I did it!  And I then got over the next couple of obstacles to reach Adam and Eve at the summit.   I was quite proud of myself at that moment, as for me, that was one of the scariest things I have ever done.  I’d managed to control my panic and not freak out.
So we'd finally made it to the summit.  It was covered in rocks,  freezing cold and blowing a gale. In fact, the wind was so strong it nearly blew me off my feet.  No-one was climbing on top of Adam and Eve that day!  It did seem a bit of a mean reward after all that hard work. 
We stayed just long enough to take few photos.  The views were stunning, but the wind was stopping us from enjoying them.  A little disappointed, we started on our way down. 
And it's a long way down
And yes, it was much easier, scrambling over rocks and boulders, until we reached gentler grassy slopes.  Very tired, we were heading straight back to the car having decided to leave   The Glyders and Devils Kitchen for another day.
Llyn Idwal and Llyn Bochlwyd from the west slope of Tryfan - we're going down.
Looking back on the much easier route down.  (Phew!)
With hindsight and all things considered, the final comment has to be………“That was Bl.….y Stupid!”     We had majorly underestimated the challenge of Tryfan.  Most walker/climbers could rise to it, but I was well out of my depth (or height perhaps).  The story could so easily have ended with us having to call out the MRT...... or even worse. 

Lessons learnt: –  Be more cautious in the future
                               Research the route properly before starting
                               Quitting isn’t always a bad thing.  It could even be considered wise.

Having said all that, what an amazing day.  Completely exhausting, several "brown trouser" moments, exhilarating views, and an massive sense of achievement. 

But I'm not doing it again.


  1. Respect for even trying it. I"m not great at exposure/heights and doubt I will ever go up Tryfan's North Face.
    You should feel proud.

  2. Brilliant effort - well done for getting up there.
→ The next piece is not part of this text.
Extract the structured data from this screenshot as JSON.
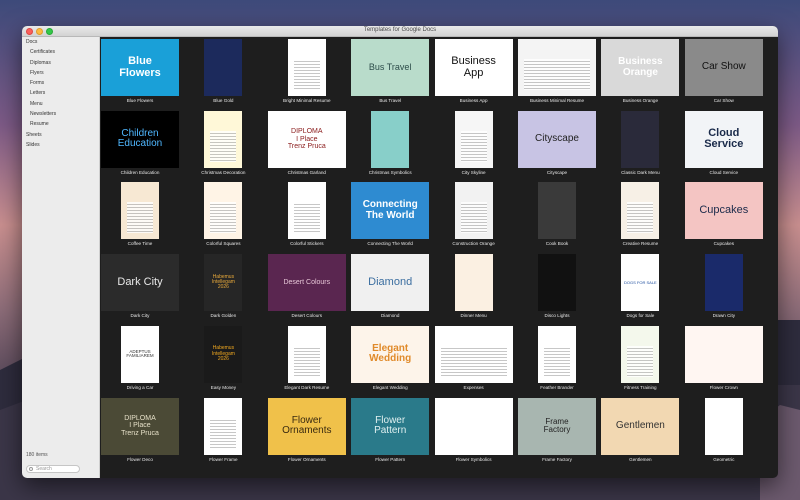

I'm sure you'll find it easier next time!!! ;-)

  3. Thanks guys. At least I'm not frightened of heights. And if Wales was a little closer and I learnt to scramble and climb, and they discovered a pill that made you forget how scared you were last time........ I still wouldn't do it again! ;-D

  4. Great trip report Tracey and the blogs looking great too :-)

  5. I fancy having a crack at that now :) I dont mind a scare and heights so much these days but i must admit the thought of it sounds a bit squeaky bum time... might have to rope a mate in to do it with me. A Grade 1 scramble is pretty damned good goin T, you have every right to feel proud of yourself. Great to see the pics too .... :)

    Dave aka AJoff WF ;)

  6. Loved the write-up, Tracey! And what a challenge - don't underestimate what you achieved, even if you do feel apprehensive about doing anything like that again.

    I remember when my Mum, Dad and Brother (then about 15) told me they had done Striding Edge. For them it was a big deal, and it took plenty of courage and not a little time for them to do it. Never again for M & D, but I do know it's an experience they treasure and have never forgotten!

  7. Brilliant. Great photo's of a great place :-)

  8. Tracey, I take my hat off to you. The first time I looked up at Tryfan from the road I said to myself: "There is absolutely no walking route up the front of that" and so didn't consider it. I shall look at my guidebook again, but that doesn't mean I'm going to have a go.

    1. Thanks Alen. But I have to say, the memory plays tricks on you, and now I can only remember the good bits, not the bad. The views and the experience were exhilarating and I almost want to do it again. I would recommend it, as long as you are fit and able and maybe have an experienced guide.